◆ PROBLEM TO SOLVE ◆
The entries below are to be repeated exactly, with the pictures left out.

◆ MATERIAL TO PROCESS ◆
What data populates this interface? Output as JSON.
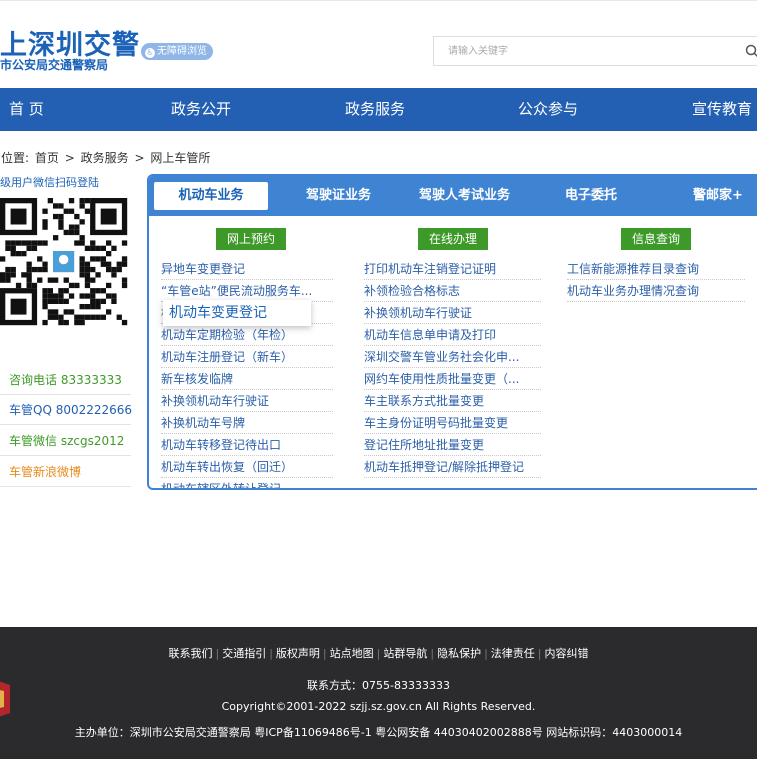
{
  "header": {
    "logo_main": "上深圳交警",
    "logo_sub": "市公安局交通警察局",
    "accessibility": "无障碍浏览",
    "search_placeholder": "请输入关键字"
  },
  "nav": [
    "首 页",
    "政务公开",
    "政务服务",
    "公众参与",
    "宣传教育"
  ],
  "breadcrumb": {
    "prefix": "位置:",
    "items": [
      "首页",
      "政务服务",
      "网上车管所"
    ],
    "sep": ">"
  },
  "sidebar": {
    "title": "级用户微信扫码登陆",
    "rows": [
      {
        "label": "咨询电话 83333333",
        "color": "#3e9a28"
      },
      {
        "label": "车管QQ 8002222666",
        "color": "#2360b3"
      },
      {
        "label": "车管微信 szcgs2012",
        "color": "#3e9a28"
      },
      {
        "label": "车管新浪微博",
        "color": "#e88a1a"
      }
    ]
  },
  "panel": {
    "tabs": [
      "机动车业务",
      "驾驶证业务",
      "驾驶人考试业务",
      "电子委托",
      "警邮家+"
    ],
    "categories": [
      "网上预约",
      "在线办理",
      "信息查询"
    ],
    "col1": [
      "异地车变更登记",
      "“车管e站”便民流动服务车...",
      "机动车变更登记",
      "机动车定期检验（年检）",
      "机动车注册登记（新车）",
      "新车核发临牌",
      "补换领机动车行驶证",
      "补换机动车号牌",
      "机动车转移登记待出口",
      "机动车转出恢复（回迁）",
      "机动车辖区外转让登记"
    ],
    "col2": [
      "打印机动车注销登记证明",
      "补领检验合格标志",
      "补换领机动车行驶证",
      "机动车信息单申请及打印",
      "深圳交警车管业务社会化申...",
      "网约车使用性质批量变更（...",
      "车主联系方式批量变更",
      "车主身份证明号码批量变更",
      "登记住所地址批量变更",
      "机动车抵押登记/解除抵押登记"
    ],
    "col3": [
      "工信新能源推荐目录查询",
      "机动车业务办理情况查询"
    ],
    "tooltip": "机动车变更登记"
  },
  "footer": {
    "links": [
      "联系我们",
      "交通指引",
      "版权声明",
      "站点地图",
      "站群导航",
      "隐私保护",
      "法律责任",
      "内容纠错"
    ],
    "contact": "联系方式：0755-83333333",
    "copyright": "Copyright©2001-2022 szjj.sz.gov.cn   All Rights Reserved.",
    "host": "主办单位：深圳市公安局交通警察局  粤ICP备11069486号-1  粤公网安备 44030402002888号  网站标识码：4403000014"
  },
  "colors": {
    "brand": "#2360b3",
    "tab_bar": "#3f83d3",
    "category": "#3e9a28",
    "footer": "#2b2b2e"
  }
}
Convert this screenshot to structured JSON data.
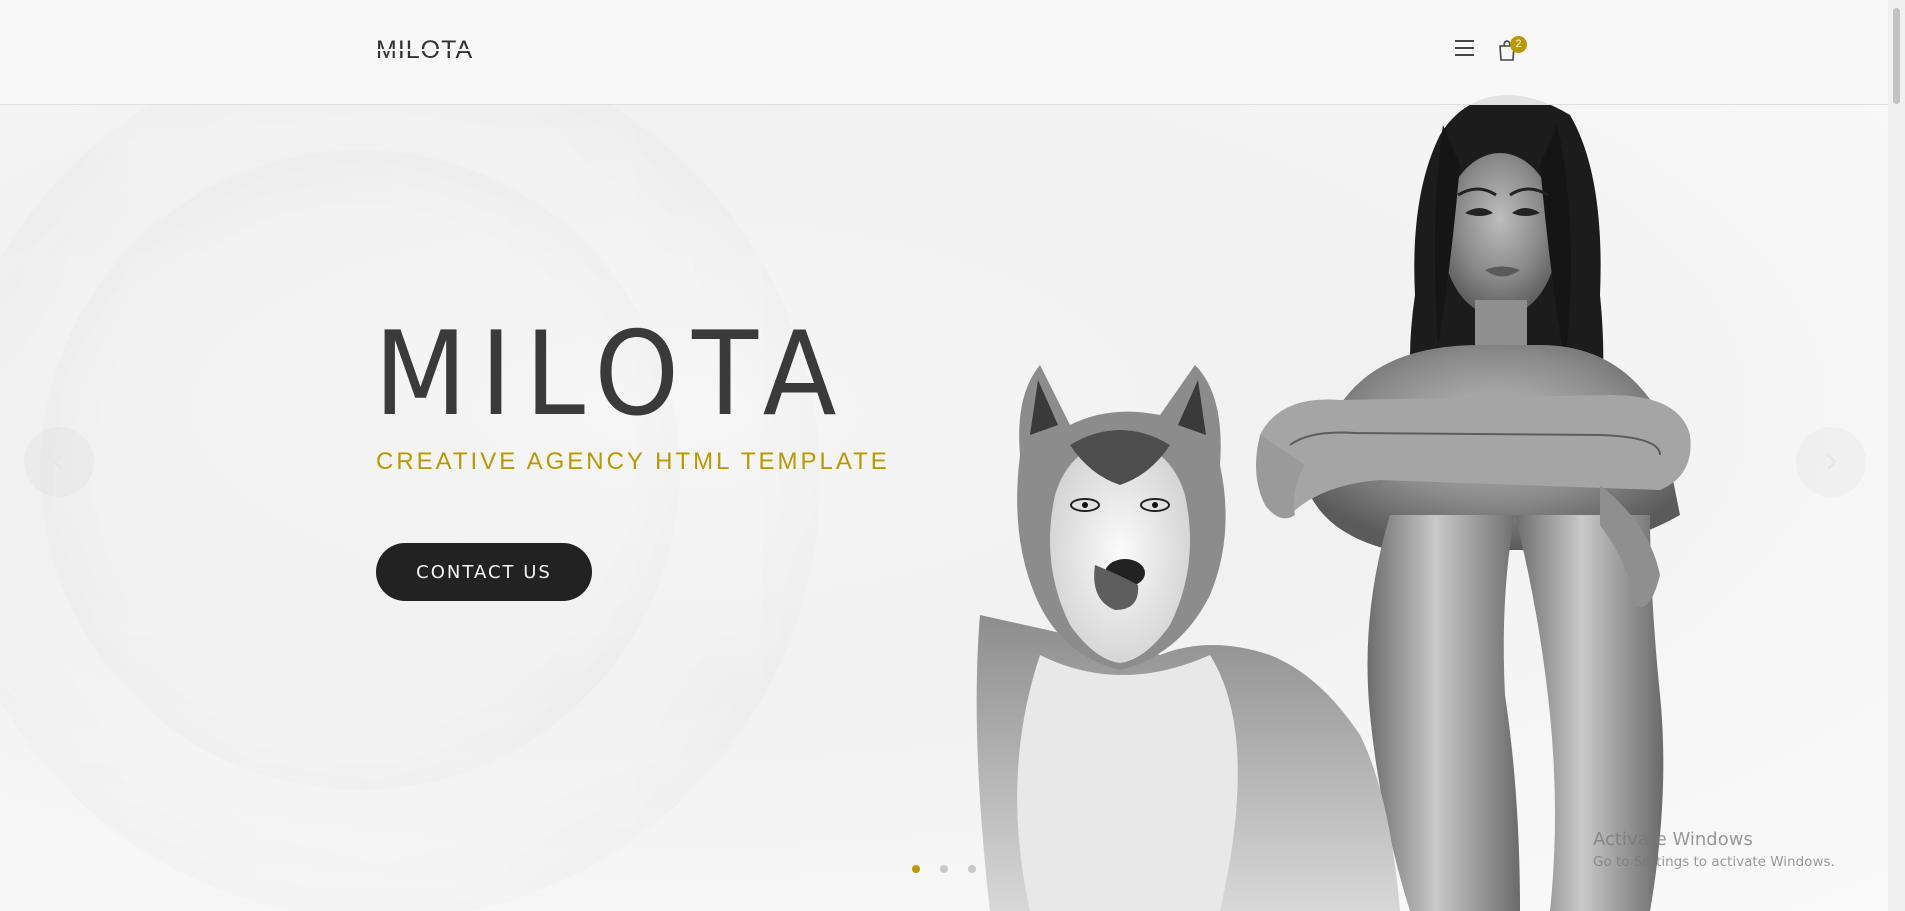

◆ WRITTEN ANSWER ◆
What data populates this interface? Output as JSON.
{
  "header": {
    "logo_main": "上深圳交警",
    "logo_sub": "市公安局交通警察局",
    "accessibility": "无障碍浏览",
    "search_placeholder": "请输入关键字"
  },
  "nav": [
    "首 页",
    "政务公开",
    "政务服务",
    "公众参与",
    "宣传教育"
  ],
  "breadcrumb": {
    "prefix": "位置:",
    "items": [
      "首页",
      "政务服务",
      "网上车管所"
    ],
    "sep": ">"
  },
  "sidebar": {
    "title": "级用户微信扫码登陆",
    "rows": [
      {
        "label": "咨询电话 83333333",
        "color": "#3e9a28"
      },
      {
        "label": "车管QQ 8002222666",
        "color": "#2360b3"
      },
      {
        "label": "车管微信 szcgs2012",
        "color": "#3e9a28"
      },
      {
        "label": "车管新浪微博",
        "color": "#e88a1a"
      }
    ]
  },
  "panel": {
    "tabs": [
      "机动车业务",
      "驾驶证业务",
      "驾驶人考试业务",
      "电子委托",
      "警邮家+"
    ],
    "categories": [
      "网上预约",
      "在线办理",
      "信息查询"
    ],
    "col1": [
      "异地车变更登记",
      "“车管e站”便民流动服务车...",
      "机动车变更登记",
      "机动车定期检验（年检）",
      "机动车注册登记（新车）",
      "新车核发临牌",
      "补换领机动车行驶证",
      "补换机动车号牌",
      "机动车转移登记待出口",
      "机动车转出恢复（回迁）",
      "机动车辖区外转让登记"
    ],
    "col2": [
      "打印机动车注销登记证明",
      "补领检验合格标志",
      "补换领机动车行驶证",
      "机动车信息单申请及打印",
      "深圳交警车管业务社会化申...",
      "网约车使用性质批量变更（...",
      "车主联系方式批量变更",
      "车主身份证明号码批量变更",
      "登记住所地址批量变更",
      "机动车抵押登记/解除抵押登记"
    ],
    "col3": [
      "工信新能源推荐目录查询",
      "机动车业务办理情况查询"
    ],
    "tooltip": "机动车变更登记"
  },
  "footer": {
    "links": [
      "联系我们",
      "交通指引",
      "版权声明",
      "站点地图",
      "站群导航",
      "隐私保护",
      "法律责任",
      "内容纠错"
    ],
    "contact": "联系方式：0755-83333333",
    "copyright": "Copyright©2001-2022 szjj.sz.gov.cn   All Rights Reserved.",
    "host": "主办单位：深圳市公安局交通警察局  粤ICP备11069486号-1  粤公网安备 44030402002888号  网站标识码：4403000014"
  },
  "colors": {
    "brand": "#2360b3",
    "tab_bar": "#3f83d3",
    "category": "#3e9a28",
    "footer": "#2b2b2e"
  }
}
Convert this screenshot to structured JSON data.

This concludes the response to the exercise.